Living in the troublesome past


Grace Vance

[heading]Age-old social, environmental issues lack improvement[/heading] It’s a typical day at the University of Missouri-Columbia Child Development Laboratory. Teachers watch over the kids as they play on the playground and laugh, chase each other around the blacktop. Sounds of giggling and playful screams fill the air.
Something is off, though. A group of boys are crouched around a hole in the landscape, gawking. A moment later, one boy pulled a skull from the ground. They paused.
“What is it from?”
“I don’t know. Let’s find out!”
And so the trial of research began; they checked out books from the library, scanned the school computer for helpful research and inspected the skull tirelessly. From there, the boys formed what they called a “science club.”
Throughout the weeks that followed, a little girl became more and more interested in the new project, so she decided to help.
“I was like ‘Hey, that looks cool. I want to try it out,’” sophomore Kristine Cho said. “Eventually, once I became more involved, the leader of the group said ‘‘You shouldn’t be here because you are a girl. You can’t help with this project. This is a boy’s thing to do.’”
After that moment, Cho explicitly identified as a feminist.
“I think there are still a lot of problems when it comes to disparities between men and women,” Cho said. “Because of that I still think it’s a very important issue. I find myself reacting to a lot of this discouragement or ‘You can’t do X because you’re a girl’ with a desire to prove them wrong.”
In her view, the core problem of gender inequality is everyday microaggressions as seen in sexist language or the wage gap.
Catherine Rymph, a UMC U.S. women’s history professor, said discrimination against women is nothing new. From female suffragists in the 1920s to the housewife mentality during World War II, women have continuously struggled for representation in both social and political spheres.
“Within U.S. context, [obstacles women faced] have varied depending on race, class, region, etc. For example, early twentieth century suffragists — who were mostly white, native-born and middle or upper class — understood [their] denial of voting rights to be among their most pressing concerns,” Rymph said. “For black women in the south, issues such as racism, sexual violence and poverty often loomed much larger.”
In today’s world, she said sexual violence is still a significant problem to women internationally.
[quote cite=”Jerrit Frank”]There are endless opportunities for people [to help,] but almost all of them require more than what we’re doing now.[/quote] With all of the historic inequalities that continue to exist, one may question whether the world has progressed past satisfying basic human rights.
Among issues prevalent in world history is the question of environmental sustainability. MU U.S environmental history professor Jerritt Frank said the world is “not even close” to learning from past mistakes regarding environmental protection. He believes this is partially because of the mindset that humans are in superior status to the rest of the environment.
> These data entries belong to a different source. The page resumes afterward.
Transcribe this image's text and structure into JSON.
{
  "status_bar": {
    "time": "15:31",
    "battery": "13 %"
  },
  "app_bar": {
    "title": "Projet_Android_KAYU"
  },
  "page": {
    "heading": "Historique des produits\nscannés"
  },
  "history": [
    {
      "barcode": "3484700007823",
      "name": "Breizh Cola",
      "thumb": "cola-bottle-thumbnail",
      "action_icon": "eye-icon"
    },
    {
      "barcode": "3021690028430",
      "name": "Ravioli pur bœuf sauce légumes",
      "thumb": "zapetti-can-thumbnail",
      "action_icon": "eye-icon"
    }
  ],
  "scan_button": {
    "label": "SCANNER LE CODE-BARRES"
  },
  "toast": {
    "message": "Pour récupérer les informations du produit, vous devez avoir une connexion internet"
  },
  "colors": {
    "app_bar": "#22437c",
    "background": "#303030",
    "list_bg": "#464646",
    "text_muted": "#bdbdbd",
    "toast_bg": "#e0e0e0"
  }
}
“There’s a tremendous amount of work to be done. We’re losing ground, and in some cases [we are] losing ground we can’t make up,” Frank said. “There are endless opportunities for people [to help,] but almost all of them require more than what we’re doing now.”
Research from recent years seems to point toward the United States as the consumption culprit. A 2012 report said the primary energy consumption in the United States was equal to 18 percent the world’s total energy consumption.
“We haven’t faced a challenge like this as a global society ever,” Frank said. “For real, substantial philosophical changes to occur in the realm of how we understand the non-human world, our political and economic structures have to substantially change, and they’re not going to change unless there’s a major disruption.”
For Frank, his two-year-old and four-year-old children are what makes him especially concerned for the future. However, even with the daunting future ahead, he said he still finds comfort in the power of the individual.
“We’ve seen [that] widespread consumer behavior can change a lot,” Frank said. “It’s about educating people on that kind of collective action.”
Cho agrees, and says that creating lasting positive change begins with a widespread alteration of beliefs.
“It doesn’t matter what gender, race or age you are. Once you make that connection to your own life, you can make the connection to what’s actually happening in the world,” Cho said. “I think there’s a chance for understanding that inequality occurring in our society. From there, it’s just a matter of a change of mindset.”
infographic by Neil Cathro; source: NAACP and Human Rights Campaign
What past issues do you think need to be reformed? Leave a comment below!